One of the big bits of infrastructure that coal-seam gas has generated. (pun intended).

We also see that the view from the highway is probably amazing, but just over the ridge, beyond any casual inspection, there will be a big, fat, hole in the ground that stretches for miles around. A scar on the earth’s crust at best or more likely a massive gaping wound on the once beautiful landscape.


I had many “favourite” TV shows when I was a kid, but right now i am just saying — and don’t tell any of my other favourite childhood TV shows — but Press Gang just might be at the top of the list.

And if we’re calling Press Gang my favourite TV show just amongst us friends, then this is perhaps my favourite episode. I’ve ripped it and uploaded it, just to show you all how fucking good it was. Just try and argue different. Just try.


And you will see Kenny Phillips, the impossibly-nice but luckless, and badgered assistant editor, with his bad hair, his bad clothes and his sensible shoes not quite visible (but you knew they were there) – coming home from the maelstrom of Junior Gazette newsroom, where he has just spent hours trying to smooth over all the damage the editor (Lynda Day) had created. All without any appreciation. And he comes home, slunks into his room and picks up a guitar and suddenly sings a song – a good song, a song the actor (Lee Ross) actually wrote.


At this point it is safe to say – I LOST MY SHIT.

So Press Gang was produced in the late 80s, early 90s and was written by Steven Moffat who has gone on to do other TV and movie wonders (like the current Doctor Who) but in my opinion he never really ripped shit up like he did during the Press Gang series.

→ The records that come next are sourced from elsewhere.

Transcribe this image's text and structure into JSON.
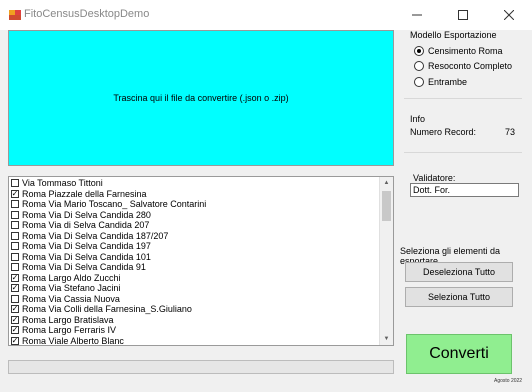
{
  "window": {
    "title": "FitoCensusDesktopDemo"
  },
  "dropzone": {
    "text": "Trascina qui il file da convertire (.json o .zip)"
  },
  "list": {
    "items": [
      {
        "label": "Via Tommaso Tittoni",
        "checked": false
      },
      {
        "label": "Roma Piazzale della Farnesina",
        "checked": true
      },
      {
        "label": "Roma Via Mario Toscano_ Salvatore Contarini",
        "checked": false
      },
      {
        "label": "Roma Via Di Selva Candida 280",
        "checked": false
      },
      {
        "label": "Roma Via di Selva Candida 207",
        "checked": false
      },
      {
        "label": "Roma Via Di Selva Candida 187/207",
        "checked": false
      },
      {
        "label": "Roma Via Di Selva Candida 197",
        "checked": false
      },
      {
        "label": "Roma Via Di Selva Candida 101",
        "checked": false
      },
      {
        "label": "Roma Via Di Selva Candida 91",
        "checked": false
      },
      {
        "label": "Roma Largo Aldo Zucchi",
        "checked": true
      },
      {
        "label": "Roma Via Stefano Jacini",
        "checked": true
      },
      {
        "label": "Roma Via Cassia Nuova",
        "checked": false
      },
      {
        "label": "Roma Via Colli della Farnesina_S.Giuliano",
        "checked": true
      },
      {
        "label": "Roma Largo Bratislava",
        "checked": true
      },
      {
        "label": "Roma Largo Ferraris IV",
        "checked": true
      },
      {
        "label": "Roma Viale Alberto Blanc",
        "checked": true
      }
    ]
  },
  "export_model": {
    "title": "Modello Esportazione",
    "options": [
      {
        "label": "Censimento Roma",
        "selected": true
      },
      {
        "label": "Resoconto Completo",
        "selected": false
      },
      {
        "label": "Entrambe",
        "selected": false
      }
    ]
  },
  "info": {
    "title": "Info",
    "record_label": "Numero Record:",
    "record_value": "73"
  },
  "validator": {
    "label": "Validatore:",
    "value": "Dott. For."
  },
  "selection": {
    "title": "Seleziona gli elementi da esportare",
    "deselect_all": "Deseleziona Tutto",
    "select_all": "Seleziona Tutto"
  },
  "convert": {
    "label": "Converti"
  },
  "footer": {
    "date": "Agosto 2022"
  },
  "colors": {
    "dropzone": "#00ffff",
    "convert_button": "#90ee90"
  },
  "icons": {
    "minimize": "minimize-icon",
    "maximize": "maximize-icon",
    "close": "close-icon"
  }
}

Lynda Day

She’s the main character and straight away she’s almost entirely un-likable. She’s a megalomaniacal control-freak — a horrible bully, perhaps with serious ISSUES. But of course she was entirely likeable once you saw her “heart of gold” underneath – mostly exposed by her hopeless attraction to Spike (Dexter Fletcher). Lynda was played by Julia Sawala who some of you may know as “Saffie” from Absolutely Fabulous.


Spike Thompson

Played by Dexter Fletcher of “Lock, Stock and Two Barrels” fame – Spike is the crazy, wise-cracking tough guy at school. On the surface he’s one of those “random American characters” shoved into a show so it can be sold to foreign audiences. But he becomes more than that and his nationality is used quite effectively as a plot device. “Will he fall for Lynda, or will he go back to the States?”


Kenny Phillips

I think I’ve already covered Kenny, but he’s not just a foil. In other episodes his character does have a few luckless affairs with women and he gets to lose it on more than a few occasions.


Sarah Jackson

Sarah is a bit like Kenny, but I suspect a lesbian version. She does have “boy” problems in the early episodes, but then she evolves. Sarah is fucking smart, determined and one of the only ones that can stand up to Lynda – even though Lynda kinda wins in the end. Always. Poor Sez. She is also quite righteous and the perpetual “VOICE OF REASON”. By the way, I want to call my next band “Voice of Reason”. So I trust you guys not to steal that.


Colin Matthews

Colin was the entrepreneur. The schemer. He was an ultra-capitalist and had no (apparent) soul. He even had no interest in women, until something happened…and that was an amazing episode too.


Fraz Davis

And finally Fraz. He was the token “dumb” one. Comic relief. But of course we didn’t realise he was just silently wise and totally awesome in a different universe which future episodes proved. He was always of course so horribly sweet and seemingly oblivious to any bad stuff. Oh fraz.


I am not sure if there are any other kids shows that are comparable – but to me Press Gang treated kids like adults. Anyway – hopefully you will understand once you see this episode. And here it is, the youtube settings mean it is JUST FOR YOU! I hope you enjoy, and if enough of you say so, I’ll upload the second episode of this saga.